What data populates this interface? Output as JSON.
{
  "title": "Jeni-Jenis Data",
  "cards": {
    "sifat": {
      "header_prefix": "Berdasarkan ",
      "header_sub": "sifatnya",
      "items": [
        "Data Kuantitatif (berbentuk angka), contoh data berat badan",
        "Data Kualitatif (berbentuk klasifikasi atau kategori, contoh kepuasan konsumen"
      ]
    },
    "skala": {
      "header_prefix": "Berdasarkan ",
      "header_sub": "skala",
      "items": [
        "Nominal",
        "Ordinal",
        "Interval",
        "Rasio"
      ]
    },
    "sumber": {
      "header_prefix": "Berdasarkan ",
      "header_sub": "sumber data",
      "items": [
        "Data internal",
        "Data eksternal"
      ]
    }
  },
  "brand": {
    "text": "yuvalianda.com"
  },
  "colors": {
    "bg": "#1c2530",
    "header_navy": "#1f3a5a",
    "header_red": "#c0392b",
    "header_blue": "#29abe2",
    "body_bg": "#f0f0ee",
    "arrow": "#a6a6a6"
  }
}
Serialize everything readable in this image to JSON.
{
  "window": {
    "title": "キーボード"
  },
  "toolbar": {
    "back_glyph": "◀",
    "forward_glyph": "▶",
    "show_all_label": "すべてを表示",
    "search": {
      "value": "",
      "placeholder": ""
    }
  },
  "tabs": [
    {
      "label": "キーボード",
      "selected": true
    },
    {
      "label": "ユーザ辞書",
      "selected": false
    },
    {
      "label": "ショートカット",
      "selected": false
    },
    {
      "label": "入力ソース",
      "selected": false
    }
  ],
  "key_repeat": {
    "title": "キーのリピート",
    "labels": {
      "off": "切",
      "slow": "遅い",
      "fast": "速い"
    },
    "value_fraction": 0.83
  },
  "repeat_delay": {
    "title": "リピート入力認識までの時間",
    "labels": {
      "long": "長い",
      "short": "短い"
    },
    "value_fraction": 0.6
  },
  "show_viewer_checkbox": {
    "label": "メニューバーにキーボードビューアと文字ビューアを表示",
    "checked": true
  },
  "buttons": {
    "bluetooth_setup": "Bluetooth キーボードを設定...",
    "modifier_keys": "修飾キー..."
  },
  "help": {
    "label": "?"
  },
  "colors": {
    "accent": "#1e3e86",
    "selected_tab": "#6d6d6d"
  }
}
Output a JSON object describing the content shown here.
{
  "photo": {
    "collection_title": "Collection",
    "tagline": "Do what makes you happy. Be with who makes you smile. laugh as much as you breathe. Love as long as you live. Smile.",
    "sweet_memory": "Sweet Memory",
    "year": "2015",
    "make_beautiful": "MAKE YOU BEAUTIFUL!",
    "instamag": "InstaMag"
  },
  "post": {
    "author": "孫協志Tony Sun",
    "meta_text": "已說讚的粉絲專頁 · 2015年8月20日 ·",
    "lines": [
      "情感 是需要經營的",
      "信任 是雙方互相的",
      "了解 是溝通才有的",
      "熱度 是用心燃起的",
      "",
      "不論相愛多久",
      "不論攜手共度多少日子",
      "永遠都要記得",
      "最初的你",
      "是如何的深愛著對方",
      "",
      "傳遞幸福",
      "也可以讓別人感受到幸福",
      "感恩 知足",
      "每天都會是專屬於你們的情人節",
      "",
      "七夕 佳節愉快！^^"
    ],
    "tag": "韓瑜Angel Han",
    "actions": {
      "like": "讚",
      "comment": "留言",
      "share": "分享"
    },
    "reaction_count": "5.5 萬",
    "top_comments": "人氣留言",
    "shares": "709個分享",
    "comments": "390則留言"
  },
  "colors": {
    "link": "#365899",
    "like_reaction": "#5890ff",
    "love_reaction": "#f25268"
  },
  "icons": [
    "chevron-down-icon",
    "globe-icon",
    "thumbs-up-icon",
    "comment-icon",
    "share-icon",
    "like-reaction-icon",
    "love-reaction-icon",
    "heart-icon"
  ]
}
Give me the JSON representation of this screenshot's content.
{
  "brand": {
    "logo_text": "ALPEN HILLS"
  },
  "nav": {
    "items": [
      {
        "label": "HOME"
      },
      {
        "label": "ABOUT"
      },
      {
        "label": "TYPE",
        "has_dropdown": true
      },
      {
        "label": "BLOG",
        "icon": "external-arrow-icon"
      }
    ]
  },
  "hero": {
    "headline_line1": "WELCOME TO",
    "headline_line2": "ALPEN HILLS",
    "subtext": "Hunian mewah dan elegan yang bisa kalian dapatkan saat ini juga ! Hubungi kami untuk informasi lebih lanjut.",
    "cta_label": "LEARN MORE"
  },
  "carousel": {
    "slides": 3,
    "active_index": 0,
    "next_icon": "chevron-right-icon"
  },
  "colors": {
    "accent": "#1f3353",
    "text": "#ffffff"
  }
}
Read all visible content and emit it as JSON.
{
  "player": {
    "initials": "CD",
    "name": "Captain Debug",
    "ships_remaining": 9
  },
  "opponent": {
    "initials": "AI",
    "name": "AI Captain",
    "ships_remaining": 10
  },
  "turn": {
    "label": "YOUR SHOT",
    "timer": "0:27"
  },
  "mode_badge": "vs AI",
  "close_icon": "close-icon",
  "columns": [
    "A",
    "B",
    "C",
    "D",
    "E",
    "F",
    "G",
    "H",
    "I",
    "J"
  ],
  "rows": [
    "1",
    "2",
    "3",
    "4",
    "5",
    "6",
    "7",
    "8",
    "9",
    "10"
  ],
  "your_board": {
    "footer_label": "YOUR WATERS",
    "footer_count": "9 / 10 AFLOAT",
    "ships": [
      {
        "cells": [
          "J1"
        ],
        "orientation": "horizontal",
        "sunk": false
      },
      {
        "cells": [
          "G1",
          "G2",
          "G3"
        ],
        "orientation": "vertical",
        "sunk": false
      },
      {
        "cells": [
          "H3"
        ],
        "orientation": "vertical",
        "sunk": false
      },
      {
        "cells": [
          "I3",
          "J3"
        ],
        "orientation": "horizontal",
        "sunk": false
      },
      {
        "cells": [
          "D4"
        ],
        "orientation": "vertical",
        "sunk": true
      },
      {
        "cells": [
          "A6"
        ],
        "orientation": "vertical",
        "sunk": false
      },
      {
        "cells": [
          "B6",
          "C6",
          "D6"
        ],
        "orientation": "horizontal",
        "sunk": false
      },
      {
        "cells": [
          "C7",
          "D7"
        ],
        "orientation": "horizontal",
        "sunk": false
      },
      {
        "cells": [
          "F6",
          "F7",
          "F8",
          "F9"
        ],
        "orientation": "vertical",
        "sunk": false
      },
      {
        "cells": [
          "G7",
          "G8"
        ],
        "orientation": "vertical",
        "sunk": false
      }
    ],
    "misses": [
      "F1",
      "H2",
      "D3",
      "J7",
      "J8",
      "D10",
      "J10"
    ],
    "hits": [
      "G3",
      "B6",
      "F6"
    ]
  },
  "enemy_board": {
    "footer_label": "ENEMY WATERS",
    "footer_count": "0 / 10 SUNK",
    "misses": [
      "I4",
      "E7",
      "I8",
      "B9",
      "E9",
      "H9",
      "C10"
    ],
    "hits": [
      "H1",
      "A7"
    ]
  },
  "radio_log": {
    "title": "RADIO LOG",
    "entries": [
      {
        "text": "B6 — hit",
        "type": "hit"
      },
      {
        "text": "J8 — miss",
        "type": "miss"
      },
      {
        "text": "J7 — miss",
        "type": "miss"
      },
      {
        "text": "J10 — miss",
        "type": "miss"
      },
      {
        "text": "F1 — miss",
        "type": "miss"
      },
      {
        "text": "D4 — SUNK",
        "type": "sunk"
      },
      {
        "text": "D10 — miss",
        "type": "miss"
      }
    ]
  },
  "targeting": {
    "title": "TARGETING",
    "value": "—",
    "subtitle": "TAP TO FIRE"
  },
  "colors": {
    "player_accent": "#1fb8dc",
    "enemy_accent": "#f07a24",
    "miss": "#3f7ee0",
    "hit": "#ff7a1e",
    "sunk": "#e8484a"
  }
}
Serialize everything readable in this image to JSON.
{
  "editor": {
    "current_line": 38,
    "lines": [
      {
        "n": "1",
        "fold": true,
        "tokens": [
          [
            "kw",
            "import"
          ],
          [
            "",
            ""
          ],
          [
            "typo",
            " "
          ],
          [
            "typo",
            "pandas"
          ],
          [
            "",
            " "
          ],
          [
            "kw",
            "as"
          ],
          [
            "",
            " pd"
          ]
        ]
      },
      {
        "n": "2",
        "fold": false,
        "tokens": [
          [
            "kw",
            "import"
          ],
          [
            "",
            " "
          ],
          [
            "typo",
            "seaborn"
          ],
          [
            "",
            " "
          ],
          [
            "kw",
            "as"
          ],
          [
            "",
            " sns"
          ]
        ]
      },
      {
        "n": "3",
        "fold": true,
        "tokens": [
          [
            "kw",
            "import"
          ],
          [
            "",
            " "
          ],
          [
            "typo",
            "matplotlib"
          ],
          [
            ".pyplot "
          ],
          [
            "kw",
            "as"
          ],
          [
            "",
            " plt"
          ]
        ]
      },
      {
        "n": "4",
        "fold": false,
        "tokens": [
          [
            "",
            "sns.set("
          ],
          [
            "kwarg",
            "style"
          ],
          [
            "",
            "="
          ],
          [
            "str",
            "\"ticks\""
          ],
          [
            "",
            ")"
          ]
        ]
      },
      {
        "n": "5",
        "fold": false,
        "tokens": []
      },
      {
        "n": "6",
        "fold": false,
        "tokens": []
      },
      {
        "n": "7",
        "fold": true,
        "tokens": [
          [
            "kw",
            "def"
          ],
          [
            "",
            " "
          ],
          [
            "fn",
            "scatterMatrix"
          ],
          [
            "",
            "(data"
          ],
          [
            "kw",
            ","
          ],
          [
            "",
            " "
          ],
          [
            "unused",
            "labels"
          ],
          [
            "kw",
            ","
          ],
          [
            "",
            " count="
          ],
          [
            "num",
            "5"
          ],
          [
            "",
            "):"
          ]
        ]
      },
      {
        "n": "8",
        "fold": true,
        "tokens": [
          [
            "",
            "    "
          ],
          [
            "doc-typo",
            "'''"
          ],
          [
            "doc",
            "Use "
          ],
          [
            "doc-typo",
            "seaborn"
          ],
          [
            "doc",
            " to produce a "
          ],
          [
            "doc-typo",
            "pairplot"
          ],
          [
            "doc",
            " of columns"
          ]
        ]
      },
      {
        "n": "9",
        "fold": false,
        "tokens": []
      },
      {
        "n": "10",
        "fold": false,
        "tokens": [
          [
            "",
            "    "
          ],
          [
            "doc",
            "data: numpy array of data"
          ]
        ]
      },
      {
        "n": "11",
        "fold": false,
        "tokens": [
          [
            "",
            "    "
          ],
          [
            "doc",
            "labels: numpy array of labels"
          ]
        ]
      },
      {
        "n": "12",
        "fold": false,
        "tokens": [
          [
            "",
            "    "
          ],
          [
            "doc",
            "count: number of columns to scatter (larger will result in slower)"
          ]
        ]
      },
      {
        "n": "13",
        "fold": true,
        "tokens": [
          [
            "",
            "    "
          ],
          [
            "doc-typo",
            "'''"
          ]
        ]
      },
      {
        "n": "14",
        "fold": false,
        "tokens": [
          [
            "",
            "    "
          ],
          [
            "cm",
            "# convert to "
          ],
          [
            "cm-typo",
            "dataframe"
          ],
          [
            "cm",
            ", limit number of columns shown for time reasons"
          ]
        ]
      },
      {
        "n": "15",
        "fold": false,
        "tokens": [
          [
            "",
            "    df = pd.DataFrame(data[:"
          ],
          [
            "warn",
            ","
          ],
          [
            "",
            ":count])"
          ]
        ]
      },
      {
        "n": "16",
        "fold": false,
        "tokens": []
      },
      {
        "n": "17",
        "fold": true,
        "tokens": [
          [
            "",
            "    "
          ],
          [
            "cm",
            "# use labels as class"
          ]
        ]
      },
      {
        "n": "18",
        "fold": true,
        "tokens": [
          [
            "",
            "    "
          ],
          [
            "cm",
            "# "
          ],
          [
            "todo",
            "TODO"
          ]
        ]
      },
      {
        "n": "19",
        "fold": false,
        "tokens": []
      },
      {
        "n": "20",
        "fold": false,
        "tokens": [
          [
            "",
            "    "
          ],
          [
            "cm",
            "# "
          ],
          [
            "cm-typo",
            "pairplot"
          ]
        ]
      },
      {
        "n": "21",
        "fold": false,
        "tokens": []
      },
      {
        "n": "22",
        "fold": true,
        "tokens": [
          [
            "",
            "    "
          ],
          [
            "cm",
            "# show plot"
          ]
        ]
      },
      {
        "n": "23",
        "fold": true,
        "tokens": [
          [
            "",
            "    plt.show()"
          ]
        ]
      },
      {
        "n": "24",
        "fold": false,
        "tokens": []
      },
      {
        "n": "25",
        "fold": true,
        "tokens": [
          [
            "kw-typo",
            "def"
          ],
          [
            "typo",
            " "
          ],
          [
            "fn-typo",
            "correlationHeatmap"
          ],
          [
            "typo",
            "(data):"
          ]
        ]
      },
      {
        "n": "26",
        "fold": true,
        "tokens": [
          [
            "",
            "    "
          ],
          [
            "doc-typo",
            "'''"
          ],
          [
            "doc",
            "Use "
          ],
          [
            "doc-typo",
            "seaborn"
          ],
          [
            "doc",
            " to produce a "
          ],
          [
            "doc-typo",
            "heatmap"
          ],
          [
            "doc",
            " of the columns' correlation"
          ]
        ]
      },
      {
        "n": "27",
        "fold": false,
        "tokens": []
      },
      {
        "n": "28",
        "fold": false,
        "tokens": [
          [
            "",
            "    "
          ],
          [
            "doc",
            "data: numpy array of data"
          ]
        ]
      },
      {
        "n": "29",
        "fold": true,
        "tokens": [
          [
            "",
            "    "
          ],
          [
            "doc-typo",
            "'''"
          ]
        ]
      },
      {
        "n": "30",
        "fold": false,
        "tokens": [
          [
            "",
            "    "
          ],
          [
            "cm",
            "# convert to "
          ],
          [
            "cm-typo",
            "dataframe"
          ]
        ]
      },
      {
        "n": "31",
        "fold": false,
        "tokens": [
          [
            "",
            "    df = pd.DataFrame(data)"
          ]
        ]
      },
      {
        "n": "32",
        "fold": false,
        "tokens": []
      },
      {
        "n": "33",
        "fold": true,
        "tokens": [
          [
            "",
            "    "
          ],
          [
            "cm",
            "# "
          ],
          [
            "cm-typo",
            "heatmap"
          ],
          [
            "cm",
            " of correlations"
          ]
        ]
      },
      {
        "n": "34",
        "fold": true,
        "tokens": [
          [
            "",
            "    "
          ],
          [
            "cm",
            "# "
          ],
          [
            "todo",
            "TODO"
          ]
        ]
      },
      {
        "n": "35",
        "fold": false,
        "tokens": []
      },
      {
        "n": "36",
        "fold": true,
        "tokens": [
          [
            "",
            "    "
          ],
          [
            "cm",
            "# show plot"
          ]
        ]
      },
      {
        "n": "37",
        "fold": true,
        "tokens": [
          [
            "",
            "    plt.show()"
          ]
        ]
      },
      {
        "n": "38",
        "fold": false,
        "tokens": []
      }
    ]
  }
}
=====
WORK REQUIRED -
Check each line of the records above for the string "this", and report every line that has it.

EXERCISE SOLUTION -
What data populates this interface? Output as JSON.
Serialize everything readable in this image to JSON.
Give me the JSON representation of this screenshot's content.
Serialize everything readable in this image to JSON.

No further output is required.